• **GIVEN INFORMATION**:
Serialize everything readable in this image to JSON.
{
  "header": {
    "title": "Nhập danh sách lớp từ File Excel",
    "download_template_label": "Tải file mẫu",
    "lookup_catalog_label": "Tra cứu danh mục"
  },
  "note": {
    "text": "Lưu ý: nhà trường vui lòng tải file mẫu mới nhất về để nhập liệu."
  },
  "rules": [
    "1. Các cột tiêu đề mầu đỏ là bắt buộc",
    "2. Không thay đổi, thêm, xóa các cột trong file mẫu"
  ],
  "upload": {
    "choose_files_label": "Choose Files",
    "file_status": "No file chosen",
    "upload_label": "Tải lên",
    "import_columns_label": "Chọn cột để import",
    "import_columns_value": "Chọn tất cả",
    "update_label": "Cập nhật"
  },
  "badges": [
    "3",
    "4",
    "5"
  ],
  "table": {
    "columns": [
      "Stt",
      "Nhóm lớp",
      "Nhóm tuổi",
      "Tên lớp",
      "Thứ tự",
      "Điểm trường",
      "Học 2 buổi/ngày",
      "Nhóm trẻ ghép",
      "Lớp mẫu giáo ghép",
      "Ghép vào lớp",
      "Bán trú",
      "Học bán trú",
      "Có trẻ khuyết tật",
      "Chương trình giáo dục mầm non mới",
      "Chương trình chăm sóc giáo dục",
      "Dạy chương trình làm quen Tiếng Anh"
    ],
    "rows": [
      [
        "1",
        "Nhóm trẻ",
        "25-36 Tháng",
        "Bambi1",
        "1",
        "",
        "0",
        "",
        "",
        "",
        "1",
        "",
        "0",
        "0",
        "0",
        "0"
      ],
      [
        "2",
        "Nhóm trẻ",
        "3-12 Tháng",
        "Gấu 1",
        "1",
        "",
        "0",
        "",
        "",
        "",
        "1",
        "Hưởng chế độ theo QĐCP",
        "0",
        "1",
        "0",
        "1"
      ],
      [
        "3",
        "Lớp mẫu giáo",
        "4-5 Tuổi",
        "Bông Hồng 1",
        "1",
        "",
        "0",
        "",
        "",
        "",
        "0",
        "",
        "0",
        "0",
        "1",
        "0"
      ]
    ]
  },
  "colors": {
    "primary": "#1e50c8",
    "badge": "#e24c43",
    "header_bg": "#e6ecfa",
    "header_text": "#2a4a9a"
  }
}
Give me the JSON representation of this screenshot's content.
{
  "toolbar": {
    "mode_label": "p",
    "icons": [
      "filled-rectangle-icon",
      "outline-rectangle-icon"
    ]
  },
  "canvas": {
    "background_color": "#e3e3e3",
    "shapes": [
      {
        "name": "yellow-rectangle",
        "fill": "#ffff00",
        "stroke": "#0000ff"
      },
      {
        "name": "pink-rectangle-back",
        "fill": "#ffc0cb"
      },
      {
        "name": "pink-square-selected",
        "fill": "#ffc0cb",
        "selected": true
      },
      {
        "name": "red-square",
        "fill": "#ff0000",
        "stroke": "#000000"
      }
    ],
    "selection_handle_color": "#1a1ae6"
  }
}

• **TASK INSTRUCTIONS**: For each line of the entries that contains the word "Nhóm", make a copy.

• **SOLUTION**:
      "Nhóm lớp",
      "Nhóm tuổi",
      "Nhóm trẻ ghép",
        "Nhóm trẻ",
        "Nhóm trẻ",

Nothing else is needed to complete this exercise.